===== RAW DATA

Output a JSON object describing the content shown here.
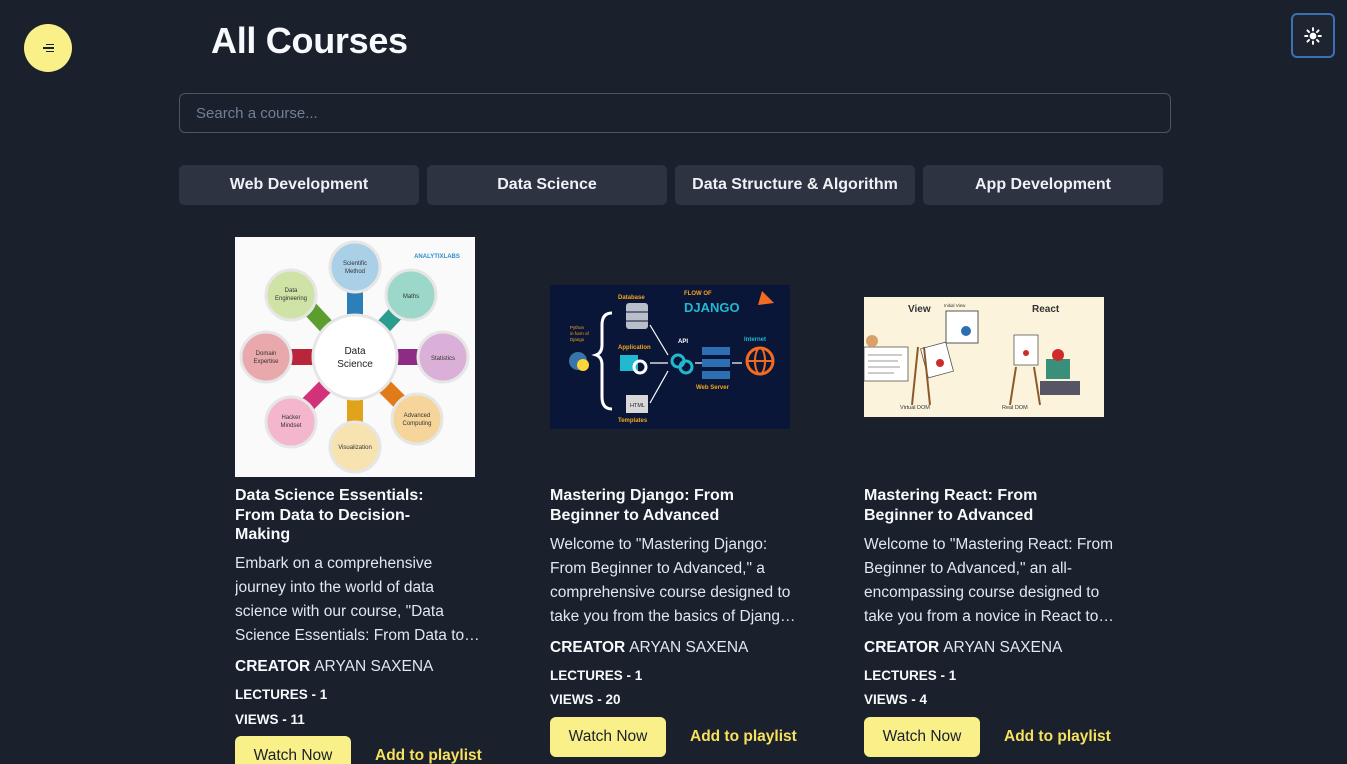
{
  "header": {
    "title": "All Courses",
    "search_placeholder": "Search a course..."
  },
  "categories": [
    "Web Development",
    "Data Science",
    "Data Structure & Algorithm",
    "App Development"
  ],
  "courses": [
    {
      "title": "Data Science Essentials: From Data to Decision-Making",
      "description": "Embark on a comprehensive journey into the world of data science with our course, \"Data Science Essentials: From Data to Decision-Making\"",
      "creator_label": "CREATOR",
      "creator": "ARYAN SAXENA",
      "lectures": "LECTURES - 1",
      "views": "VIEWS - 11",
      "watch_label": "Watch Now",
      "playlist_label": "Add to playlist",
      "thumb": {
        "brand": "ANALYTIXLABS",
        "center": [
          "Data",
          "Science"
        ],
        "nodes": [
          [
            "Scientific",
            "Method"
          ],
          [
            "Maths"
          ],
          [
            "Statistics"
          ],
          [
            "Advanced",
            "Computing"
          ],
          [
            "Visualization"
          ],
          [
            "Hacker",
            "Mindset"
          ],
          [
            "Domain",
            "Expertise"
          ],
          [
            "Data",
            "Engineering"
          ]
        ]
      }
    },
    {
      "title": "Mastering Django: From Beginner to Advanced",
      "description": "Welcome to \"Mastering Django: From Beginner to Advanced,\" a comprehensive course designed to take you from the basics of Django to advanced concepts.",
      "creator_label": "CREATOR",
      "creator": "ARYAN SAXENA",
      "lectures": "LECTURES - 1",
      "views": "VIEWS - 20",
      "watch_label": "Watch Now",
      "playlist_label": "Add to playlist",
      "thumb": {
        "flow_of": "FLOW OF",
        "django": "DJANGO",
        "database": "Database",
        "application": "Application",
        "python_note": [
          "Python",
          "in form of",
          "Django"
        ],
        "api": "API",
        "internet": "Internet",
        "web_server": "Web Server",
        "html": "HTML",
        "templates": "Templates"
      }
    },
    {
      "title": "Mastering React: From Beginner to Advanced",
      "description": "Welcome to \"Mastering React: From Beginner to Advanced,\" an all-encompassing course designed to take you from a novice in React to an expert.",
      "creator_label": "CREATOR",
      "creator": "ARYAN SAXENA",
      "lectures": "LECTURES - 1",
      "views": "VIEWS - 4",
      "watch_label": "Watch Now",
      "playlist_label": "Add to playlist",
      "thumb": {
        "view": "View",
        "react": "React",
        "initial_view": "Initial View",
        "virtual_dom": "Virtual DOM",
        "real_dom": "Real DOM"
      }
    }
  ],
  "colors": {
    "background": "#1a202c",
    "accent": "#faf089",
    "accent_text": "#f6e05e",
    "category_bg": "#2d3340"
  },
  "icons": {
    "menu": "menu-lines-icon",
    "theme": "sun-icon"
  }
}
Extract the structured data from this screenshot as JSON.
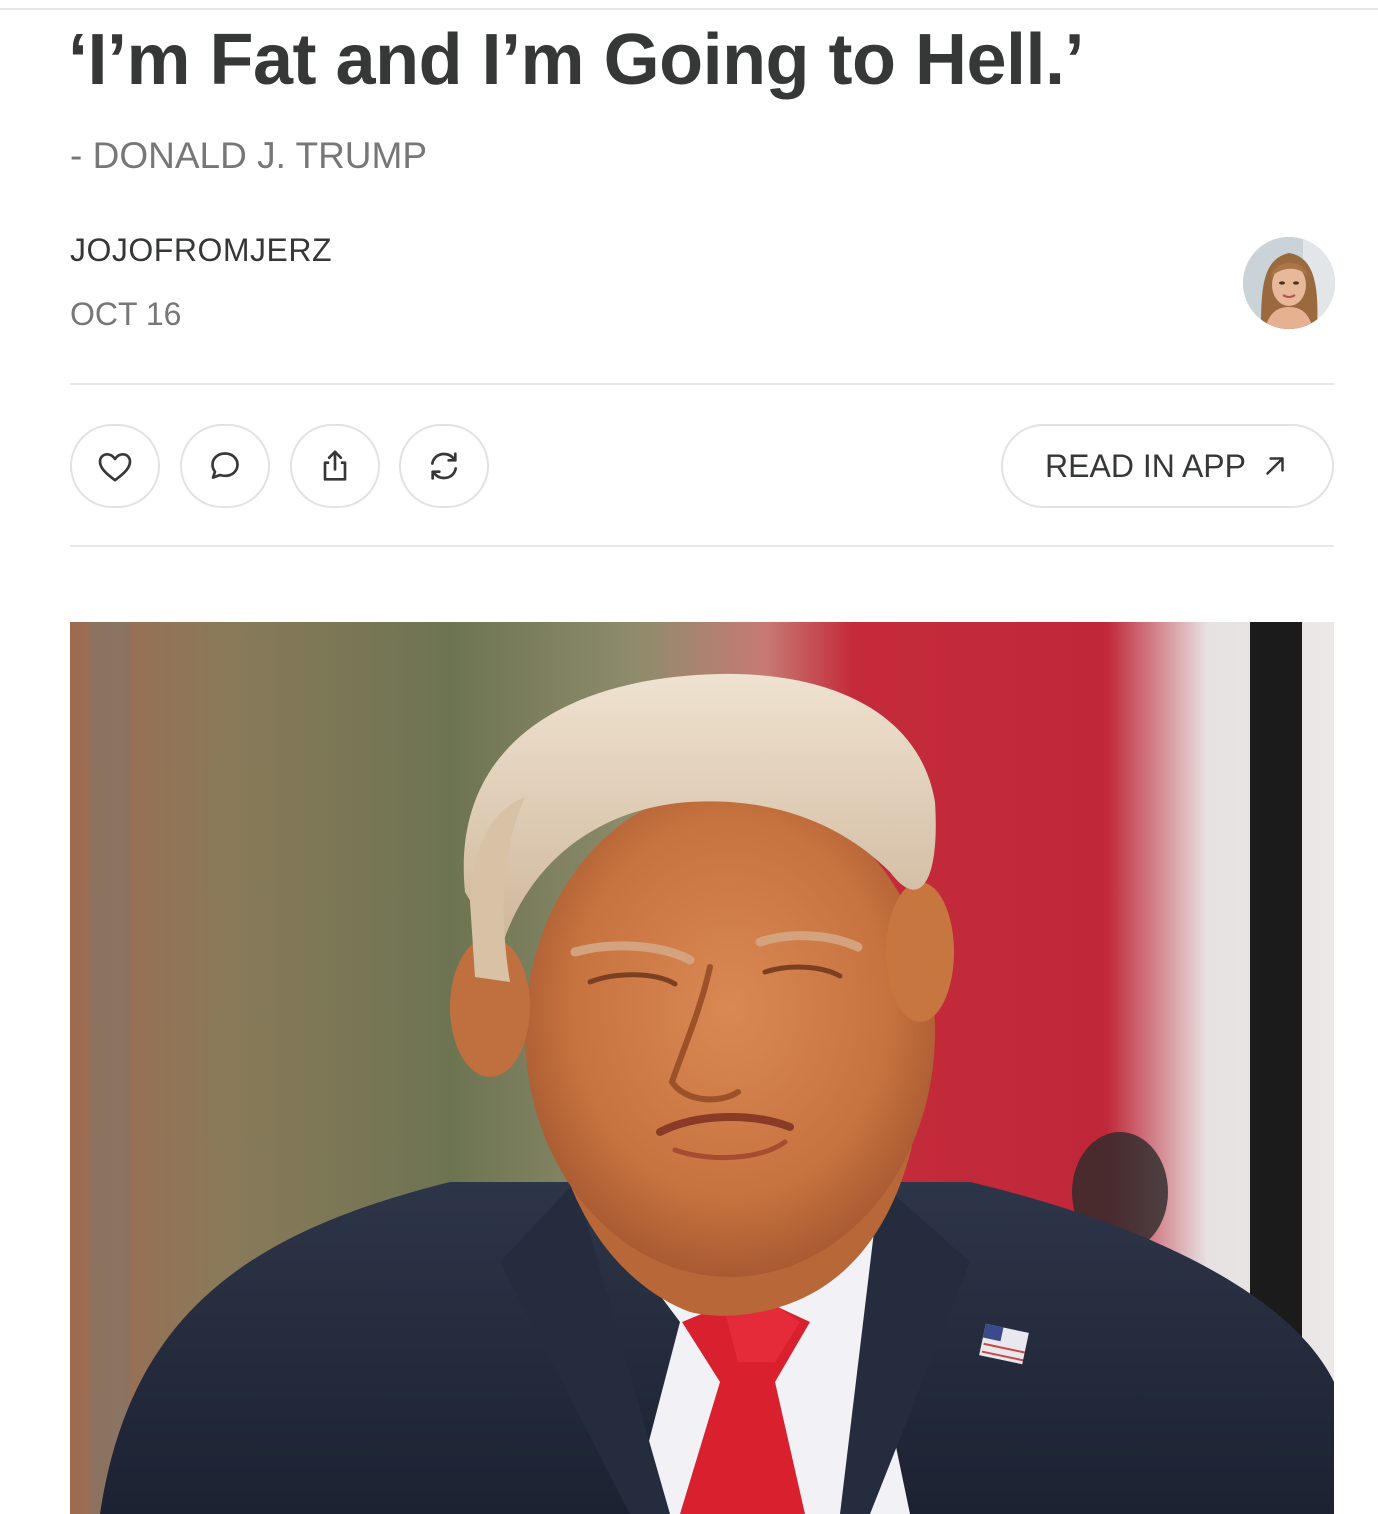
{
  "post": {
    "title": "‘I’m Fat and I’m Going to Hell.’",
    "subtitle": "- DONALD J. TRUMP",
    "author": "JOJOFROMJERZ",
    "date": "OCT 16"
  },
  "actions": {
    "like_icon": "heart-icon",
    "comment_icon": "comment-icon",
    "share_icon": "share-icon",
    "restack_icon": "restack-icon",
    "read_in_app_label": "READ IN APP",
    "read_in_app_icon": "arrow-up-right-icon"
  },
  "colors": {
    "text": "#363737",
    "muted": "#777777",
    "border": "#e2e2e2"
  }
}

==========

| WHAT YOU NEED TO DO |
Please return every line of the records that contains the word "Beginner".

| ANSWER BOX |
      "title": "Mastering Django: From Beginner to Advanced",
      "description": "Welcome to \"Mastering Django: From Beginner to Advanced,\" a comprehensive course designed to take you from the basics of Django to advanced concepts.",
      "title": "Mastering React: From Beginner to Advanced",
      "description": "Welcome to \"Mastering React: From Beginner to Advanced,\" an all-encompassing course designed to take you from a novice in React to an expert.",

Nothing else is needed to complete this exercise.